◆ What the task asks
The word "JSON" occurs in some of the lines below; copy each of those lines.
"""
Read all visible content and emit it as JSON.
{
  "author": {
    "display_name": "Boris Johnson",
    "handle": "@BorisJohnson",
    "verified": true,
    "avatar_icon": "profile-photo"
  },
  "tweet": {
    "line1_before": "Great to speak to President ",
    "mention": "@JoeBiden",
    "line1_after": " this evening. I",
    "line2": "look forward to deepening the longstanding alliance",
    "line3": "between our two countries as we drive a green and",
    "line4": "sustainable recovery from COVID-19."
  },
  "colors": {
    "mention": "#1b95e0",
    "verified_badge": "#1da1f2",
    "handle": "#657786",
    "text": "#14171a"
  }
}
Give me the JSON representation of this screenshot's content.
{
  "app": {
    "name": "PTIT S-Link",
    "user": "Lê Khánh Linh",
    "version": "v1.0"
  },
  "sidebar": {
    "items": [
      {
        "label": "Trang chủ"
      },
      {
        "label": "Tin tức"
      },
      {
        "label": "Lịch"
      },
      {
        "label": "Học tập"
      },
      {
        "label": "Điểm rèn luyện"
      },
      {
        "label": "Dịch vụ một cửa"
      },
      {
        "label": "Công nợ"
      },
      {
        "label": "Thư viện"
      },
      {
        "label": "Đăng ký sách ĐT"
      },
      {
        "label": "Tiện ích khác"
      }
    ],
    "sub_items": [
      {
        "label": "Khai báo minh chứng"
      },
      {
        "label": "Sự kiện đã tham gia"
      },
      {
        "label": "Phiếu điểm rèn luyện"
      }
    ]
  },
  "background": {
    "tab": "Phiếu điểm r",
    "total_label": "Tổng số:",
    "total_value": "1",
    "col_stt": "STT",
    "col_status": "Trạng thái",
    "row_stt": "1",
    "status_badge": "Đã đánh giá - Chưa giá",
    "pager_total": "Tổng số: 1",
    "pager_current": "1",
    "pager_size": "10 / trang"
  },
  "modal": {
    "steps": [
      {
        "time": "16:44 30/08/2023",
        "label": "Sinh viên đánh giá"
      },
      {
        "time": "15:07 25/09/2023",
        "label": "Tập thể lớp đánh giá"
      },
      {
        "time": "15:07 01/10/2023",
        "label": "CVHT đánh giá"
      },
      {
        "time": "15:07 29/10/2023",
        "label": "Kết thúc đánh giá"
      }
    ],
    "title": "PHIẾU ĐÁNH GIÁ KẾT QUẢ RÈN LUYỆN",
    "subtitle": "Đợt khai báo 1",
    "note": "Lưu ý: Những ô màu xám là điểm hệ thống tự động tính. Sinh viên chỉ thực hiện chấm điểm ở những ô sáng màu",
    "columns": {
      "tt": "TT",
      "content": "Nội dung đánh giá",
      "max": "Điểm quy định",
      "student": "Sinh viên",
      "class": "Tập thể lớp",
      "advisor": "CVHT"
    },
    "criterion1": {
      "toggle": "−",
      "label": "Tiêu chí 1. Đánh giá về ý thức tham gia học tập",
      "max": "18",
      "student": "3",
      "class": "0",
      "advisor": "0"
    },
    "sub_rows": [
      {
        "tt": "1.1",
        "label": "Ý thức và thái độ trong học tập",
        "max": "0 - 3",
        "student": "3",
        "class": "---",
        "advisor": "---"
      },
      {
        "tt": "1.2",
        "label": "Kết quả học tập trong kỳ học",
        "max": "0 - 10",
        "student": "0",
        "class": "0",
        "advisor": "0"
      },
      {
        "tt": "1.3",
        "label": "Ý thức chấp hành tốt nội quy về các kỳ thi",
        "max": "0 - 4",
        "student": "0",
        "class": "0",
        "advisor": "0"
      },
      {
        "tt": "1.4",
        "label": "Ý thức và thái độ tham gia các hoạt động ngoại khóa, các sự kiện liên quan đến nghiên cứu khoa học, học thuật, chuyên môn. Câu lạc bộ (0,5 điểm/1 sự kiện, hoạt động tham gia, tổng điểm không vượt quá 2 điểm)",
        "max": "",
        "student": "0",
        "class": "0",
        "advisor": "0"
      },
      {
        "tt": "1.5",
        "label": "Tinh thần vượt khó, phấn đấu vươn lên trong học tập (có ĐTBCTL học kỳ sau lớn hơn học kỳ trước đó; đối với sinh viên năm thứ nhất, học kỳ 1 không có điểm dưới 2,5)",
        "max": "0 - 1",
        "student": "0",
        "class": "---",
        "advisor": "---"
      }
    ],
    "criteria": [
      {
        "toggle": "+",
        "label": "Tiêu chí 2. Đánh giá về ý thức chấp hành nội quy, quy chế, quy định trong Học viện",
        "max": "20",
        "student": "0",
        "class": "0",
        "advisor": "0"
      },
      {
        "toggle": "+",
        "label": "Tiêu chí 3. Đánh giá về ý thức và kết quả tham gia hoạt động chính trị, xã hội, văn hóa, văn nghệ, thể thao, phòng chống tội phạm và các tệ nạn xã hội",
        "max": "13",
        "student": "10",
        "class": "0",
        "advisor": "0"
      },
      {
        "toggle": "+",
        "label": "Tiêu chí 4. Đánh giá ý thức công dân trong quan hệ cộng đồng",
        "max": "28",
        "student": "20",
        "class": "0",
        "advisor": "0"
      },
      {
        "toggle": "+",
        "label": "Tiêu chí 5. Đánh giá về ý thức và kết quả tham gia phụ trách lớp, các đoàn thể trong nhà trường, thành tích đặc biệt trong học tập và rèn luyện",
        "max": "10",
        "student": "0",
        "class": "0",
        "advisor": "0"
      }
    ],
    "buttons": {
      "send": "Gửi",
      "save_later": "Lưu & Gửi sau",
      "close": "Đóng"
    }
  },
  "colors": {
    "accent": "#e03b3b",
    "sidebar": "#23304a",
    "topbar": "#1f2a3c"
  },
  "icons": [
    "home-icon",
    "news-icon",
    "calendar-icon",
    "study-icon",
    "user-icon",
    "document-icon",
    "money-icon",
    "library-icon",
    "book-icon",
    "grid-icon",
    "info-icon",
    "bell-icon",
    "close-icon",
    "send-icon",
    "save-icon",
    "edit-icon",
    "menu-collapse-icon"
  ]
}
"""
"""
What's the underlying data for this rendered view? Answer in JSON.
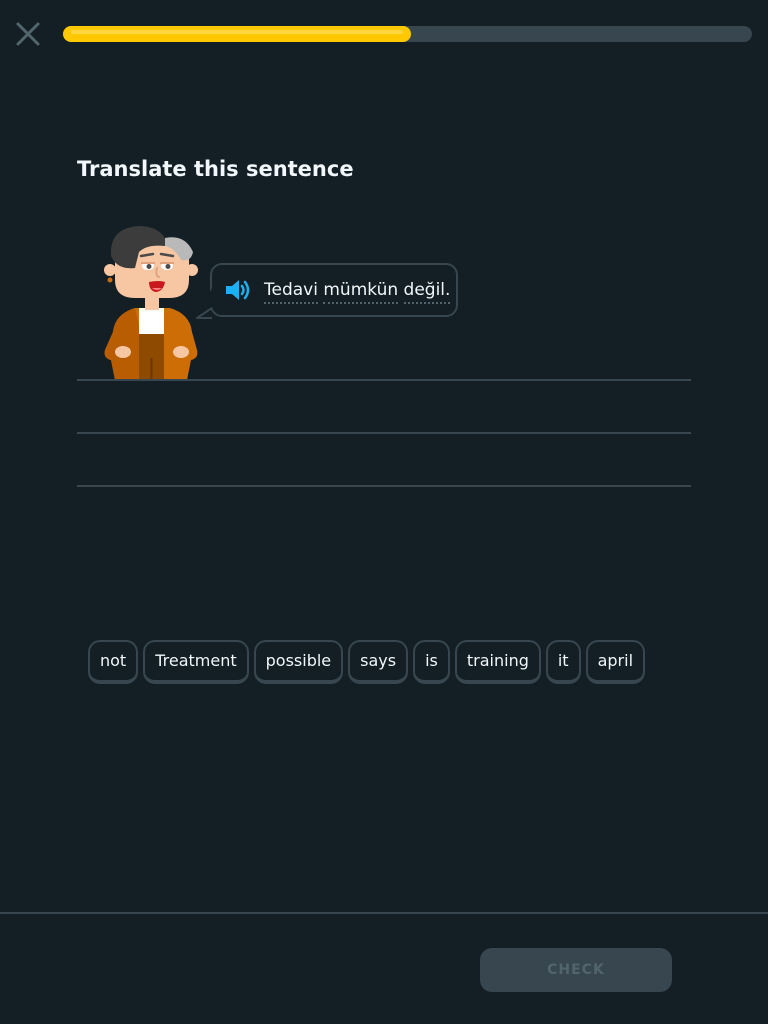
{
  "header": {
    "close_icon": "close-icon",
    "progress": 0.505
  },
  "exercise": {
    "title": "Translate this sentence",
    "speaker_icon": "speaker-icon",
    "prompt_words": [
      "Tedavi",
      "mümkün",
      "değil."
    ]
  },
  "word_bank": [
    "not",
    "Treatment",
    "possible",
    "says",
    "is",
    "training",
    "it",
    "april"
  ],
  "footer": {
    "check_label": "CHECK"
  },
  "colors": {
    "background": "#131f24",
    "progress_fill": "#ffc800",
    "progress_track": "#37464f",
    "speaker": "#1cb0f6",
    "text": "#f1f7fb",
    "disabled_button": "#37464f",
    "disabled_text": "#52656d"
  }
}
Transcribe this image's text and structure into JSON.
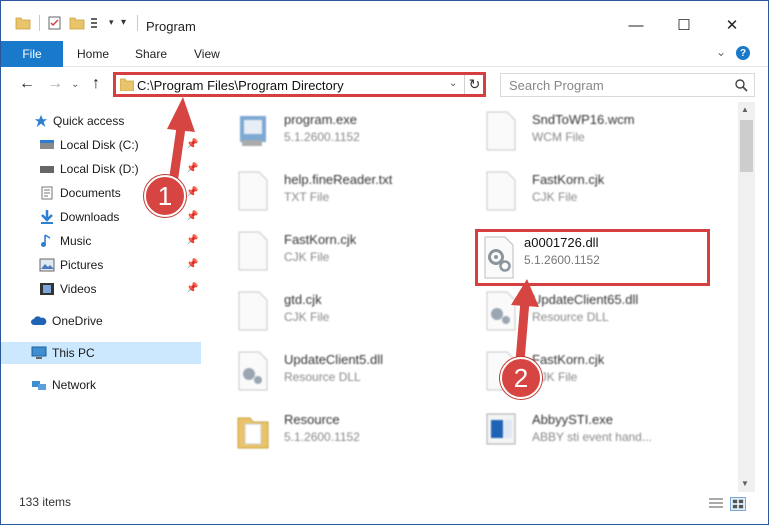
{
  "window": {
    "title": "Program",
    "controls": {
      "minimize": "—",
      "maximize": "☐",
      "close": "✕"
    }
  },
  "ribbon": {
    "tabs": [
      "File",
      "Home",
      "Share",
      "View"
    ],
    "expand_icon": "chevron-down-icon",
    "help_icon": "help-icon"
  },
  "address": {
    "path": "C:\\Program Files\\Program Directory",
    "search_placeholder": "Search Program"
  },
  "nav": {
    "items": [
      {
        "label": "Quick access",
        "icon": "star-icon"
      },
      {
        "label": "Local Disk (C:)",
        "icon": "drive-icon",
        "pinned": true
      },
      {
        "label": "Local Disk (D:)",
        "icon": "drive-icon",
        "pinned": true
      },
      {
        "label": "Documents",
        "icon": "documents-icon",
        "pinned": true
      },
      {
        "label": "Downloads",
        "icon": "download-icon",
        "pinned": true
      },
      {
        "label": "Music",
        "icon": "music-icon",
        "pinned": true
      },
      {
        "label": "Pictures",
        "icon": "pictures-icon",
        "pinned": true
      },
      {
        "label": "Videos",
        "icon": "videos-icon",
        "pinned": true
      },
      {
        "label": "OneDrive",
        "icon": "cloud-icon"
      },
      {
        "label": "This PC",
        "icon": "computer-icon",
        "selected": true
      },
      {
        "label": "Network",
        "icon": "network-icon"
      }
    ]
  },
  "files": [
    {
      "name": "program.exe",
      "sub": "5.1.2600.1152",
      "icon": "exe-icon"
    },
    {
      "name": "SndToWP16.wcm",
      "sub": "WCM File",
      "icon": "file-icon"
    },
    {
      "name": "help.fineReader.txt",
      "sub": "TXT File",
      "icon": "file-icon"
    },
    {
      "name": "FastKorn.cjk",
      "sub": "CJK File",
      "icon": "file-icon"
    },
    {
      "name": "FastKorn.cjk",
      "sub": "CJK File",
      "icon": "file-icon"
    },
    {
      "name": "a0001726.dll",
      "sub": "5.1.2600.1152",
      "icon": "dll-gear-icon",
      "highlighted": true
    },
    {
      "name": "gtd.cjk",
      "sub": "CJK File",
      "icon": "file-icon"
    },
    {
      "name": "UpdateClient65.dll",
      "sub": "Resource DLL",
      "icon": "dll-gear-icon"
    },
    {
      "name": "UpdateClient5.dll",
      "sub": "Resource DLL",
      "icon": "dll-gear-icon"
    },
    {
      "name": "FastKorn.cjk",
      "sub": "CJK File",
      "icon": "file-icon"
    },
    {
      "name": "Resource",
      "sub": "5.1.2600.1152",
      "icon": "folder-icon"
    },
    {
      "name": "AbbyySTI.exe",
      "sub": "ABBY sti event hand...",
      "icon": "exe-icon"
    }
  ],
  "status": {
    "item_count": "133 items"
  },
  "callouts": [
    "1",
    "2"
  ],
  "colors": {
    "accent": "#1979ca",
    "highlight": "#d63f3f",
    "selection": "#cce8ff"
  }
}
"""
◆ Solution for this problem
Read all visible content and emit it as JSON.
Give me the JSON representation of this screenshot's content.
What's the underlying data for this rendered view? Answer in JSON.
Transcribe this image's text and structure into JSON.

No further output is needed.